WORK ITEM:
Which lines in the records below mention the word "export"? Copy each one out.
++++ SUPPLIED ENTRIES ++++
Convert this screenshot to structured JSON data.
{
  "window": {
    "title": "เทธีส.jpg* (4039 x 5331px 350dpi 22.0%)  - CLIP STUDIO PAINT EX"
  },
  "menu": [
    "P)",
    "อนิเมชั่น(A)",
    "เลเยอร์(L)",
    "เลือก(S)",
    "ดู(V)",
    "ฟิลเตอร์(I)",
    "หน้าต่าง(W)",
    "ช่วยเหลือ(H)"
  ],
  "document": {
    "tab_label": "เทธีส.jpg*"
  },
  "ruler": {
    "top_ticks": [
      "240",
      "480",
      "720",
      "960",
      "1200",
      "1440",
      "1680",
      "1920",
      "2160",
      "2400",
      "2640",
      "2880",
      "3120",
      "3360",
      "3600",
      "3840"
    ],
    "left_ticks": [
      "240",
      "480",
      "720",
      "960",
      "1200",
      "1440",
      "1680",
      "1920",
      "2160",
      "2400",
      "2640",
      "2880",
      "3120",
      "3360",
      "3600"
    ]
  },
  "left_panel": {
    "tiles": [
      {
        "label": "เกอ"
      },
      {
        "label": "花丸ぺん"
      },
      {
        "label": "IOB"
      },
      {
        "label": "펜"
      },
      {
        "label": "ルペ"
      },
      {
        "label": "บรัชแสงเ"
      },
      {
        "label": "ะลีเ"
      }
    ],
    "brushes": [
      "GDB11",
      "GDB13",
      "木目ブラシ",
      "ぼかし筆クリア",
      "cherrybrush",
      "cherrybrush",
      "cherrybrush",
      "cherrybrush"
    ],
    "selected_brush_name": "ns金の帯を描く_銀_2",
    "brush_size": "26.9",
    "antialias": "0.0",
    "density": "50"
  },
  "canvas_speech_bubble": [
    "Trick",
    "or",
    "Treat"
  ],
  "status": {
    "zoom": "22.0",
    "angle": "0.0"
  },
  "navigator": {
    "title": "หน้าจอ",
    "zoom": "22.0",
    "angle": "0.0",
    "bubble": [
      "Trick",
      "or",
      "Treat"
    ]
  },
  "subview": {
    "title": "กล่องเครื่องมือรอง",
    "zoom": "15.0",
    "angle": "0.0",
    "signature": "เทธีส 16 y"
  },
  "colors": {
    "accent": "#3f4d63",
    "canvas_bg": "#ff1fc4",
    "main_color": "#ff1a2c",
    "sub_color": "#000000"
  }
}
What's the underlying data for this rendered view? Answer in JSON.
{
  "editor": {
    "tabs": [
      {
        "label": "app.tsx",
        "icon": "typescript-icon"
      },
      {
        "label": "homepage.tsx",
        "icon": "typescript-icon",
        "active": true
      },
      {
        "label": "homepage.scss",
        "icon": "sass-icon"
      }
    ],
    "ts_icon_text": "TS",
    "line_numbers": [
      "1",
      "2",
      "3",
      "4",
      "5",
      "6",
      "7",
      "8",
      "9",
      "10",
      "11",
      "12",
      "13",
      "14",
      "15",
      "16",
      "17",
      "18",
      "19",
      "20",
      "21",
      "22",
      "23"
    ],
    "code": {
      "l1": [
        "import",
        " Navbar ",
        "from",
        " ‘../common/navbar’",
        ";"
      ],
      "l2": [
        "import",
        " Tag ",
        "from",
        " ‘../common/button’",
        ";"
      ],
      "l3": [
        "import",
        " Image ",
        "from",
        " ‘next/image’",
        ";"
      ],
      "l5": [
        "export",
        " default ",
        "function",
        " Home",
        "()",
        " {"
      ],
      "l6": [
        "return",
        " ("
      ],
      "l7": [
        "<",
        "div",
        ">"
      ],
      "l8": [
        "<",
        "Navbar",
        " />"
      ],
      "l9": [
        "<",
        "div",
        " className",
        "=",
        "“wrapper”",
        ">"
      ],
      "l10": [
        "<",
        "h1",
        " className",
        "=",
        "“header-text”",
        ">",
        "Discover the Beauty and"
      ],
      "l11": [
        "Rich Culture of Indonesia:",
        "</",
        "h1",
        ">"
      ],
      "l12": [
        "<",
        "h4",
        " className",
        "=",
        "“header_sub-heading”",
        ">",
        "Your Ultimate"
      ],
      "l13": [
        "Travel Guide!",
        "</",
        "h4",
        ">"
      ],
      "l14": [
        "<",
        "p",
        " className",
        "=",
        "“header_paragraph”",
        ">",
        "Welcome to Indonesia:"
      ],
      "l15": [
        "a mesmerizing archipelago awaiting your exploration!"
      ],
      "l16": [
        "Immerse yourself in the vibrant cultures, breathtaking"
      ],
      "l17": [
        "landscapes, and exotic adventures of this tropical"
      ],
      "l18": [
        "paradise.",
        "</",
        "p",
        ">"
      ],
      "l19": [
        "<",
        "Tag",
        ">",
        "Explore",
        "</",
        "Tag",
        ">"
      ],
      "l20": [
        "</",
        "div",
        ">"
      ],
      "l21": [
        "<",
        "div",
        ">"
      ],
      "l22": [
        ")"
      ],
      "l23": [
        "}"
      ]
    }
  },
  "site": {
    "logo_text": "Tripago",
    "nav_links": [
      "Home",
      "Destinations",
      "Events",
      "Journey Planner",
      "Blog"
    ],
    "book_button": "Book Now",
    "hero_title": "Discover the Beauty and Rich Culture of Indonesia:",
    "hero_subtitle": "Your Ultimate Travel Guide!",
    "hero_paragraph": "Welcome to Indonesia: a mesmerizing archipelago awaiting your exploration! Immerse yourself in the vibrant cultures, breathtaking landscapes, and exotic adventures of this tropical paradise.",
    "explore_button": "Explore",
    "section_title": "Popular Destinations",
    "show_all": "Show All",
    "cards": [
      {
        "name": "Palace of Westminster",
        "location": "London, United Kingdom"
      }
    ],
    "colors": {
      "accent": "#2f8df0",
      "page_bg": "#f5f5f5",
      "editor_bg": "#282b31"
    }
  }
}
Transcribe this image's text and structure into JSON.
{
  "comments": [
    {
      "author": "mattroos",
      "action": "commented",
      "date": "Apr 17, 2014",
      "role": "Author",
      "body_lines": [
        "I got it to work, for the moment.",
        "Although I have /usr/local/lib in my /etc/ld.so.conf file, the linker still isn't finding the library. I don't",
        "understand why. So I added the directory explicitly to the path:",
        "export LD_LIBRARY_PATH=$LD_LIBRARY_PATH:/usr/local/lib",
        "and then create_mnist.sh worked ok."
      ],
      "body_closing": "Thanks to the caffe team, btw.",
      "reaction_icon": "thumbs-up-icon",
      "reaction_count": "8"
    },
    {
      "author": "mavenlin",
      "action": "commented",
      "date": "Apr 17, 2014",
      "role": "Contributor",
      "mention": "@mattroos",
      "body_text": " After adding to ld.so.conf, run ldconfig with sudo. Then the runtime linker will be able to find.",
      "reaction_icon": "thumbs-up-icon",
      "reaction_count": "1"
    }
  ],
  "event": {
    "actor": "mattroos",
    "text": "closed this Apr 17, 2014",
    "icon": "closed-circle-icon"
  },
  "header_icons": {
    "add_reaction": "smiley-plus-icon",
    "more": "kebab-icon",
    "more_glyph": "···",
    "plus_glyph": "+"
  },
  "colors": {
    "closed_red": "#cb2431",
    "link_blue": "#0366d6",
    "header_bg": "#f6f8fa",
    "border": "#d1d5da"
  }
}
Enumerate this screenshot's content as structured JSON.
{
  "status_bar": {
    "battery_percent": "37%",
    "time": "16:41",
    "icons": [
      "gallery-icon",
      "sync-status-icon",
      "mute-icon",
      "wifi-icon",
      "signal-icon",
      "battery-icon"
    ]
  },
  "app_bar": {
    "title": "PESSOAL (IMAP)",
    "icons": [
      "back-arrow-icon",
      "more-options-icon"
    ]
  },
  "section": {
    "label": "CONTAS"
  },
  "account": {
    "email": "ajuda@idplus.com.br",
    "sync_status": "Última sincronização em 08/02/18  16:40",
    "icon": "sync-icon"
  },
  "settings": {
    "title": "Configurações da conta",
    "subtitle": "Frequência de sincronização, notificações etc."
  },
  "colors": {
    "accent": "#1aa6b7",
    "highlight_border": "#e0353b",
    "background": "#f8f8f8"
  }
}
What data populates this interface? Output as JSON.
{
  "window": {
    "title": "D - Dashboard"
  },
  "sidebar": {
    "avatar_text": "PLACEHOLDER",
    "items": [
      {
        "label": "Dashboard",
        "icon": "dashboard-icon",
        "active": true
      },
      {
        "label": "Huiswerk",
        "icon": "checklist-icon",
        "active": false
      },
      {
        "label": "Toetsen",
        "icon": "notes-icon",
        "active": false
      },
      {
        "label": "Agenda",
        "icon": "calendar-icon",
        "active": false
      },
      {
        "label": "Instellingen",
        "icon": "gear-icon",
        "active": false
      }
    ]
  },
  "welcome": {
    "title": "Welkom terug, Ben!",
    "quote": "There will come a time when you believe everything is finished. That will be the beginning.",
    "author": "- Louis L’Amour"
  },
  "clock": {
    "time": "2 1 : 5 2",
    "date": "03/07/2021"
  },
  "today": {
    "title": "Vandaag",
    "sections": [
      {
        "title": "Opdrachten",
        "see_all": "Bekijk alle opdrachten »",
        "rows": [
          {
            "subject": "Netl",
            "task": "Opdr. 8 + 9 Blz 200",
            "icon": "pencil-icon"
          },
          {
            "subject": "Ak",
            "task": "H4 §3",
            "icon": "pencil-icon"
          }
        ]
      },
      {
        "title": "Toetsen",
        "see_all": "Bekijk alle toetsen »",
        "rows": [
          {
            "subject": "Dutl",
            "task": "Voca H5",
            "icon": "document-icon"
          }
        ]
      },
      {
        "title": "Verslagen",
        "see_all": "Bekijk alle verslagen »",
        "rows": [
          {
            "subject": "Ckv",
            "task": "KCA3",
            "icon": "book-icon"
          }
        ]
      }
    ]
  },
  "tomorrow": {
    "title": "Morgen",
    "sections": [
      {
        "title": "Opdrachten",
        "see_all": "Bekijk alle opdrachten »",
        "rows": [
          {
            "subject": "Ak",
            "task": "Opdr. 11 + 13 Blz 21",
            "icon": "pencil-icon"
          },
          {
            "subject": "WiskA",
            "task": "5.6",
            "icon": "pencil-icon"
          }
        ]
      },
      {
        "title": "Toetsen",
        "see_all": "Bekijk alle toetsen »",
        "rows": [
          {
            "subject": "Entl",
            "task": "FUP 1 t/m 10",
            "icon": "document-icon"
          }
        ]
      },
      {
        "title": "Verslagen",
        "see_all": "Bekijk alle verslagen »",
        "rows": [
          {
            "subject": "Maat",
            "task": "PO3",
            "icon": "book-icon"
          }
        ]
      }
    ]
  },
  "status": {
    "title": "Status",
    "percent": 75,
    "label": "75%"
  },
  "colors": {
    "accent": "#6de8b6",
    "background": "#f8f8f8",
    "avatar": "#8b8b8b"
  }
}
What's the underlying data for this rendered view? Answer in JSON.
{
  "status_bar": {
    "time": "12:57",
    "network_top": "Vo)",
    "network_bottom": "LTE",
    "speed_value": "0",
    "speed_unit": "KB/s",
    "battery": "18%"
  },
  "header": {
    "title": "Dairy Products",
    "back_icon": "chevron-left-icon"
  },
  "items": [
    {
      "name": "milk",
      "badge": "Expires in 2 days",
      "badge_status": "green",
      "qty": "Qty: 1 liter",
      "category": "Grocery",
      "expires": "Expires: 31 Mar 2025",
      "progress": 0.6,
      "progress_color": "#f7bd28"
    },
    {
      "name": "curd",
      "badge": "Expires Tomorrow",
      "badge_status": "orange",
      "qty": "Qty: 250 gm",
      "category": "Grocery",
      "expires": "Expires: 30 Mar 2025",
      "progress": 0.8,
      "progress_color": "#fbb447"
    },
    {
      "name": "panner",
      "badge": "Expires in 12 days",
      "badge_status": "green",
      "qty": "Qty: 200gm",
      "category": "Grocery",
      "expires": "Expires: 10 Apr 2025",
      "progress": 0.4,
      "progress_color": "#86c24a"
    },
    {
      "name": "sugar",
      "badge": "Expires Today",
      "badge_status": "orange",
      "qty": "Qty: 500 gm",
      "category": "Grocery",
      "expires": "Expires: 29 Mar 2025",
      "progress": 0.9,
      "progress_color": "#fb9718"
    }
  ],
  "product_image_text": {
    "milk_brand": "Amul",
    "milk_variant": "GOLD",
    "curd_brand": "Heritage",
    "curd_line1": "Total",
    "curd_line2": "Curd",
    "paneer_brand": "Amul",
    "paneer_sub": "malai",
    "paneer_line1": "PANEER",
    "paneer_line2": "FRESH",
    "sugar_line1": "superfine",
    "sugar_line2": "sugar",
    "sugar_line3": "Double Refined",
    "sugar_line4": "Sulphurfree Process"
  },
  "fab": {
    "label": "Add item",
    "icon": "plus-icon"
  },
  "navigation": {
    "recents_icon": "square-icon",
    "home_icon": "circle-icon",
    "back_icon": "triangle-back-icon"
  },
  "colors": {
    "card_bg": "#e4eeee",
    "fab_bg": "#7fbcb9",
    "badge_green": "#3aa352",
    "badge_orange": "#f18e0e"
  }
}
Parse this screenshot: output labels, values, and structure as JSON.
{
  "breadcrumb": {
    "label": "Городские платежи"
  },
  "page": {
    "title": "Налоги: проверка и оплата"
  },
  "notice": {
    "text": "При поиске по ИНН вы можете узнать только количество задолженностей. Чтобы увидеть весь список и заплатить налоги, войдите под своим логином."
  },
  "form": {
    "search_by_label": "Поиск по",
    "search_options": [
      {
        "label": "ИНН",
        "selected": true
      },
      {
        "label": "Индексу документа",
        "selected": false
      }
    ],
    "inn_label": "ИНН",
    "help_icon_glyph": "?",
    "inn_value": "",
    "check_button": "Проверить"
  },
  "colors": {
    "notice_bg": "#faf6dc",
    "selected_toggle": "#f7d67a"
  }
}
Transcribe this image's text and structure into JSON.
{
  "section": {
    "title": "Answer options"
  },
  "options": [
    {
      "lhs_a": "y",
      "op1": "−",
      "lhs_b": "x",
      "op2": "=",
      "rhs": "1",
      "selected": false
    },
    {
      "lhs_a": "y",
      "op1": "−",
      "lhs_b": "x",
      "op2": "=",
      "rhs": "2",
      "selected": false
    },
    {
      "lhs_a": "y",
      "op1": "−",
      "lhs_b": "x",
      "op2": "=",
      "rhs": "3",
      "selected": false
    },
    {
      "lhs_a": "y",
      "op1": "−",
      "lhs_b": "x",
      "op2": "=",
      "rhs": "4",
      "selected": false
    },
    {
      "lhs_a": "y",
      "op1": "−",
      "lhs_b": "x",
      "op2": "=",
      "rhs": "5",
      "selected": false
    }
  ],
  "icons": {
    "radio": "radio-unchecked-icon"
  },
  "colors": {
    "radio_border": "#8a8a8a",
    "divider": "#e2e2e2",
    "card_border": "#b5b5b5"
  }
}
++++
WRITTEN RESPONSE:
        "export",
        "export LD_LIBRARY_PATH=$LD_LIBRARY_PATH:/usr/local/lib",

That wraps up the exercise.